> [Your task] Copy out each line of the material in which the word "JSON" appears.

> [Data to process]
● ● ● ● ● ● ●
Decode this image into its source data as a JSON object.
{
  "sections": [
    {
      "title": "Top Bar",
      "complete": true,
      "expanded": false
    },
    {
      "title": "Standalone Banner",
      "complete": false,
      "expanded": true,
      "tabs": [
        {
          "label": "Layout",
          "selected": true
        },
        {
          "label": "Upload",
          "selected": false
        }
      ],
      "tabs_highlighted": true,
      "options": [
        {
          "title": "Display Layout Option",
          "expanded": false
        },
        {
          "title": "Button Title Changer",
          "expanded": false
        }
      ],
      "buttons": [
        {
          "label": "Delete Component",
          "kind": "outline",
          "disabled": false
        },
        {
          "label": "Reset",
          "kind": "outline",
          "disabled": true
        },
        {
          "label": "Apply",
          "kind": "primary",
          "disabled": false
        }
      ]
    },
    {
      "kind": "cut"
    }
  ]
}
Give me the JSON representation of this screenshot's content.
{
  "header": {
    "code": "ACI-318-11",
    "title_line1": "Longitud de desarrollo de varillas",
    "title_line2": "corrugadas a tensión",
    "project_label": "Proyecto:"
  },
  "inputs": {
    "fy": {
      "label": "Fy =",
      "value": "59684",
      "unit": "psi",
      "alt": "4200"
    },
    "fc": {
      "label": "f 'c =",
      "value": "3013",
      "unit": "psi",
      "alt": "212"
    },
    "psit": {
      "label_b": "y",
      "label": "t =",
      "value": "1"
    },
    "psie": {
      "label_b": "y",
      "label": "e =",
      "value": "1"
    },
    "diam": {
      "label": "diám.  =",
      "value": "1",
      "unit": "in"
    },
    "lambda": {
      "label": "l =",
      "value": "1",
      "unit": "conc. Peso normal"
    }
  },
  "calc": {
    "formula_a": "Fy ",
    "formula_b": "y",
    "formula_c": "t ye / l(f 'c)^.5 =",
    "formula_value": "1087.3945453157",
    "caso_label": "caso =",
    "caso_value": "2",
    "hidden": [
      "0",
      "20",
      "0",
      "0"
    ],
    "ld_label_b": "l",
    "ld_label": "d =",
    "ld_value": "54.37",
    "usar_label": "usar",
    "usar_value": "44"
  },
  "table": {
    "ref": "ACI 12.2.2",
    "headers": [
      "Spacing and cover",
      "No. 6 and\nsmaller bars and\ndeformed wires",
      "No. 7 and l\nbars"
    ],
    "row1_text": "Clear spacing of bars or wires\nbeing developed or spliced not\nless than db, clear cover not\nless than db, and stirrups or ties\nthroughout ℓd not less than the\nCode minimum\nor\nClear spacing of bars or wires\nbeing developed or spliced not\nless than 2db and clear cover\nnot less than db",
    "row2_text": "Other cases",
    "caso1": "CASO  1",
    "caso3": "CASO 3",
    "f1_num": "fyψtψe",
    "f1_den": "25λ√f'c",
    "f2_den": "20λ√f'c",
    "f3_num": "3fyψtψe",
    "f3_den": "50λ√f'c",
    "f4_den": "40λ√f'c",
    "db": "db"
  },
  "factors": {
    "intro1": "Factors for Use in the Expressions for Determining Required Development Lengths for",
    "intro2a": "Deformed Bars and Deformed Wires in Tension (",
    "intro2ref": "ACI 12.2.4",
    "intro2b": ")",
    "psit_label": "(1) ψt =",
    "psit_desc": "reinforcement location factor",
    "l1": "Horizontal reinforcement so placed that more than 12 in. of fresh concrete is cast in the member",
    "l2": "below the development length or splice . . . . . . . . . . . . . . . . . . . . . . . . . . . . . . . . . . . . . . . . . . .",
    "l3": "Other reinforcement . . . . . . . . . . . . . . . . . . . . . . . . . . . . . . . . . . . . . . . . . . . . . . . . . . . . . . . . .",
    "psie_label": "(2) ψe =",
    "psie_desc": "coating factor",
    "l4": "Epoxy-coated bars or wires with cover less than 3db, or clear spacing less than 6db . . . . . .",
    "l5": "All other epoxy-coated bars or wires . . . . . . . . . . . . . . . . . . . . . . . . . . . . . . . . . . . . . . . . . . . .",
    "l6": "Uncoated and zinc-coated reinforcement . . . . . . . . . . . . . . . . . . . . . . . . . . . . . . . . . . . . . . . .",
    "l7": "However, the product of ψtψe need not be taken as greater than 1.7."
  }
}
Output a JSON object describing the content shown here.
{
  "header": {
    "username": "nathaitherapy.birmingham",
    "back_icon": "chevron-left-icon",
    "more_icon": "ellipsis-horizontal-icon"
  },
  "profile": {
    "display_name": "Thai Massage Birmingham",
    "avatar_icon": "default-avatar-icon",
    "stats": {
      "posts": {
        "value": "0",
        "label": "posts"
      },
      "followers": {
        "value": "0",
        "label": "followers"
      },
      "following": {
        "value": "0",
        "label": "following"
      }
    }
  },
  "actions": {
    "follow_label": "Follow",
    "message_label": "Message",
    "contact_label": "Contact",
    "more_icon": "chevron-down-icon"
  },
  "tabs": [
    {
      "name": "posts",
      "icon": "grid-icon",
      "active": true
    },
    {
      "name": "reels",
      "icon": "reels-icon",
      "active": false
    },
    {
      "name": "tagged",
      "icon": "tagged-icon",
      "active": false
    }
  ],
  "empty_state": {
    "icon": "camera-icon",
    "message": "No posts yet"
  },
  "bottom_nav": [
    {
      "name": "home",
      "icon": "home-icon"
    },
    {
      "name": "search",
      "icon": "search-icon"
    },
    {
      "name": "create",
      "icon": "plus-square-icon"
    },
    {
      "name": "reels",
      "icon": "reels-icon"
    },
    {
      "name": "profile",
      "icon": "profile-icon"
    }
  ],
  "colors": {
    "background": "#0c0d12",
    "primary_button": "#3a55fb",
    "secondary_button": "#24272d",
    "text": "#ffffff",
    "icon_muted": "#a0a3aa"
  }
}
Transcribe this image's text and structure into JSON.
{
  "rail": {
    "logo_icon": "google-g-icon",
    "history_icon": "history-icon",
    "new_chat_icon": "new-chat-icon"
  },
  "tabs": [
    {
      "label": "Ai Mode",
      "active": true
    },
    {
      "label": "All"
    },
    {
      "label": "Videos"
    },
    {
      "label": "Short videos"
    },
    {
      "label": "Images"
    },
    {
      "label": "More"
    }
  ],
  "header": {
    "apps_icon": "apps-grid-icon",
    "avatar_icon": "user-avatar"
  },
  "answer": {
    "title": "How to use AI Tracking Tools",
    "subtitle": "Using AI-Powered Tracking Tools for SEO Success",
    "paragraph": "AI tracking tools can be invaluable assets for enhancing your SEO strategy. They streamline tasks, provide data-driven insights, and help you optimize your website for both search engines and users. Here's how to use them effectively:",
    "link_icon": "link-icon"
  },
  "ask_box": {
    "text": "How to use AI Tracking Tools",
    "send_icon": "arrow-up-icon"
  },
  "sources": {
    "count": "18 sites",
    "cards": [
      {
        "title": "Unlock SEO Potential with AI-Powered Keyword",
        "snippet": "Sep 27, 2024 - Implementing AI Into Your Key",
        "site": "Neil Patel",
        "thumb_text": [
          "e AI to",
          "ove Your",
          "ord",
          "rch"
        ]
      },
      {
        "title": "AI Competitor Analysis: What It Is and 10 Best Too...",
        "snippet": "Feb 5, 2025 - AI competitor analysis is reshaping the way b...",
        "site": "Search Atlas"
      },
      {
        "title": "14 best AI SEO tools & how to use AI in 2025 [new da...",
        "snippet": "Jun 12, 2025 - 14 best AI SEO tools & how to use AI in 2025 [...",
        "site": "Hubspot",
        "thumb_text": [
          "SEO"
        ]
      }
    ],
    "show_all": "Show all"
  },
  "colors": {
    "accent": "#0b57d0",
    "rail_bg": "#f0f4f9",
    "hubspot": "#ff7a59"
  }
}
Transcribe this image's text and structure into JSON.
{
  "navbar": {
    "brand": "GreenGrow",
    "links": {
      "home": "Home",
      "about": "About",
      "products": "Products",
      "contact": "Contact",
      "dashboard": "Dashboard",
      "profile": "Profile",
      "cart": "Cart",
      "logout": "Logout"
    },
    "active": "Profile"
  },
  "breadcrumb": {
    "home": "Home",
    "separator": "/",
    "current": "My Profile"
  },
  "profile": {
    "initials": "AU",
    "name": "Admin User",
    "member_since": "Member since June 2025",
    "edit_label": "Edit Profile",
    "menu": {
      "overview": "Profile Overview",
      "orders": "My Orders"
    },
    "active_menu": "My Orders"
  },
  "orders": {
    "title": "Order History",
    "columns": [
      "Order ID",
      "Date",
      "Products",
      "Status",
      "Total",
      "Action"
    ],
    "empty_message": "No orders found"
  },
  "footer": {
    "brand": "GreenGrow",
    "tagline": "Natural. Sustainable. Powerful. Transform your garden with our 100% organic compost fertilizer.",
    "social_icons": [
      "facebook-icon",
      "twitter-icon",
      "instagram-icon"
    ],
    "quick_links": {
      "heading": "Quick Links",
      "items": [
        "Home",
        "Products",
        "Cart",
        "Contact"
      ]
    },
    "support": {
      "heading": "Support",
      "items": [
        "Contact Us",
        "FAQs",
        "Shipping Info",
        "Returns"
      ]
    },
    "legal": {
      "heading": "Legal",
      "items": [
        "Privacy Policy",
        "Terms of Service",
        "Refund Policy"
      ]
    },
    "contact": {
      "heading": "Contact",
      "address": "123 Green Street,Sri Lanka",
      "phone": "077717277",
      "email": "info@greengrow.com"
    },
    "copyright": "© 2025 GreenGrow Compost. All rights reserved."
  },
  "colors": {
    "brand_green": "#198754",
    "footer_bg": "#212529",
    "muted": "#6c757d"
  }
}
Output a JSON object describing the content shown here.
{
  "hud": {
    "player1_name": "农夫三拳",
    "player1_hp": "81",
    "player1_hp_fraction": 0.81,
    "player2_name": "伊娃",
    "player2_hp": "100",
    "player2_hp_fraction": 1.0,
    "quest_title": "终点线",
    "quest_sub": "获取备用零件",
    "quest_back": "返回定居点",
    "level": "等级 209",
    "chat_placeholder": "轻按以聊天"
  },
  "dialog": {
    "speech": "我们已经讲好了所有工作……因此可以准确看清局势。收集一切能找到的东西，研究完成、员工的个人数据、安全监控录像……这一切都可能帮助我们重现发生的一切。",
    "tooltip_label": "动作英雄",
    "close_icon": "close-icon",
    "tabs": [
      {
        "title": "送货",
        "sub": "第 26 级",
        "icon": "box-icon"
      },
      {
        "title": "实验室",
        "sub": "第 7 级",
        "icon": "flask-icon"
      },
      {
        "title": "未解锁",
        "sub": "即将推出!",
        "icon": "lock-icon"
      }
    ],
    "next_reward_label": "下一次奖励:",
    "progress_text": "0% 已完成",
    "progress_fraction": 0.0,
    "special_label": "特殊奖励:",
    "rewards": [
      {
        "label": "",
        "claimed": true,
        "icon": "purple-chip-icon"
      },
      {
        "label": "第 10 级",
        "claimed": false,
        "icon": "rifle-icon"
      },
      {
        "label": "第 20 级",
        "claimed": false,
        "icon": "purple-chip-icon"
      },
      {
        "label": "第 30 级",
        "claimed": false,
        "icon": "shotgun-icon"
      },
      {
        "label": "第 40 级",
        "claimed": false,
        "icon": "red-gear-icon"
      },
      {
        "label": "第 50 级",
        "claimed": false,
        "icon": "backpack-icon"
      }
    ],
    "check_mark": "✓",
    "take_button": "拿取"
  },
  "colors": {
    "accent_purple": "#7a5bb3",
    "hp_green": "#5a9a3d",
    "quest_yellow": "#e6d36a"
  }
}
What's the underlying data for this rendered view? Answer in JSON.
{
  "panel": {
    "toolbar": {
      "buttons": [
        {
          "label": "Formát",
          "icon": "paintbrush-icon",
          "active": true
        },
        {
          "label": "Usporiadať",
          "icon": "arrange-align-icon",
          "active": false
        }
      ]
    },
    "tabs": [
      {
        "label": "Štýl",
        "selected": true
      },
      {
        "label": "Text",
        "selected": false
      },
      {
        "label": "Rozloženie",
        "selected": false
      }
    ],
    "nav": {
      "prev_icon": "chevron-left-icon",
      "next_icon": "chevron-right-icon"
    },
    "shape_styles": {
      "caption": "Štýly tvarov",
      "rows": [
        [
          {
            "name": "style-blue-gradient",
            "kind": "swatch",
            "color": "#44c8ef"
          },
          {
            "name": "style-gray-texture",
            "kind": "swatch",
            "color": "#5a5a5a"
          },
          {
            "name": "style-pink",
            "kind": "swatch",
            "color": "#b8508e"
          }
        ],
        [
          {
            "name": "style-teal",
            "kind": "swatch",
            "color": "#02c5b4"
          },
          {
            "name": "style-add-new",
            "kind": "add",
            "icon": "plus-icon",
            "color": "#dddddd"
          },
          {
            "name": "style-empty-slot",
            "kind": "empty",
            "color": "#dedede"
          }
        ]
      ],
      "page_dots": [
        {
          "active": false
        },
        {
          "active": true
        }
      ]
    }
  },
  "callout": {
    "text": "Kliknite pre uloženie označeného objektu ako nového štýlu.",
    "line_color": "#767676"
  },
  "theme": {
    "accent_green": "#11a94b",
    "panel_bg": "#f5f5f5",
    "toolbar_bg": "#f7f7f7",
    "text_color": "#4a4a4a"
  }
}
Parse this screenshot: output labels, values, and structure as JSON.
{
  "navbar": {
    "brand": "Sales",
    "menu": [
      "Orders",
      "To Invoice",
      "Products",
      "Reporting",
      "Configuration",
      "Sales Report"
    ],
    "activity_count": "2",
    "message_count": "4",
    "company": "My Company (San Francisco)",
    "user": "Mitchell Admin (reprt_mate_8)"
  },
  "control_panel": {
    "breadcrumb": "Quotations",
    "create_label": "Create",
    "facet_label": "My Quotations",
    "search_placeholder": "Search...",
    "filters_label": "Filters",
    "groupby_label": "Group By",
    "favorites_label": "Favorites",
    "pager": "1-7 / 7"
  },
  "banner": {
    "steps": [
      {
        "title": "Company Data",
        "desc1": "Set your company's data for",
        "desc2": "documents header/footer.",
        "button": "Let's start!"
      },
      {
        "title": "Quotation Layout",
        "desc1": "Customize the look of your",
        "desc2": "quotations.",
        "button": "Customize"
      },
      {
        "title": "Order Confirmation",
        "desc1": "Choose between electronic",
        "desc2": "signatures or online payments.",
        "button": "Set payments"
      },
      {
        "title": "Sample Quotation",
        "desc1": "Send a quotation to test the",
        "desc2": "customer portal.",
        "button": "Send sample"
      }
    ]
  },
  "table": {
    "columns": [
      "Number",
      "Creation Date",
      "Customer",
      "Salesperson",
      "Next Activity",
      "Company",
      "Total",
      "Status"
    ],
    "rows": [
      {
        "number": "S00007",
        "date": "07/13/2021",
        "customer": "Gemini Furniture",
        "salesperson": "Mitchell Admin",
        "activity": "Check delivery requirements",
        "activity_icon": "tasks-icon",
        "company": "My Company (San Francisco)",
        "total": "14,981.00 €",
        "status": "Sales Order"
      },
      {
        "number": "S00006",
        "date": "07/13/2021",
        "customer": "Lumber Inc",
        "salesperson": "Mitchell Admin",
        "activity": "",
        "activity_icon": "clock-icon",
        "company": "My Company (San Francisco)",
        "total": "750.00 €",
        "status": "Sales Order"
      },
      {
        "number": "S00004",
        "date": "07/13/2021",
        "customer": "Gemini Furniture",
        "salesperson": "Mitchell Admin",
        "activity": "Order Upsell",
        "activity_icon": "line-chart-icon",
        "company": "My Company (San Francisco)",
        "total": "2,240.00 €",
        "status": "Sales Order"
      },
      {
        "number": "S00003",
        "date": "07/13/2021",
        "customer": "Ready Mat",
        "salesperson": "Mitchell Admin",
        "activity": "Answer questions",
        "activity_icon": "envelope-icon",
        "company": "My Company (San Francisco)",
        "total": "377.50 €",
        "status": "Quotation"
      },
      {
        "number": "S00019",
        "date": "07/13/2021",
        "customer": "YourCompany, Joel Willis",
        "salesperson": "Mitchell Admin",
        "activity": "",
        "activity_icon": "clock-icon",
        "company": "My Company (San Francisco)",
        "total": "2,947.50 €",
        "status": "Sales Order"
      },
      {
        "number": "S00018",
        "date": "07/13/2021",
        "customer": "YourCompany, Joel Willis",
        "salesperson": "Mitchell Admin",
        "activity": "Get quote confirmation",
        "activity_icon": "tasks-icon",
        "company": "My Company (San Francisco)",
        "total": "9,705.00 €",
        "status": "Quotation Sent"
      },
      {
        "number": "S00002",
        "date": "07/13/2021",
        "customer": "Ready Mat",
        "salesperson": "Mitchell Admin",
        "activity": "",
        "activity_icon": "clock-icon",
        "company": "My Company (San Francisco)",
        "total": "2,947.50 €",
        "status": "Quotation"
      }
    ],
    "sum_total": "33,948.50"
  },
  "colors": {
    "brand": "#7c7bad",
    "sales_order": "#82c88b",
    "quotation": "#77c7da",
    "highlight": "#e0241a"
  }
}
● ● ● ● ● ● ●
> [Answer space]
Decode this image into its source data as a JSON object.
Give me the JSON representation of this screenshot's content.
Output a JSON object describing the content shown here.
Transcribe this image's text and structure into JSON.
Transcribe this image's text and structure into JSON.
Output a JSON object describing the content shown here.
What's the underlying data for this rendered view? Answer in JSON.
Parse this screenshot: output labels, values, and structure as JSON.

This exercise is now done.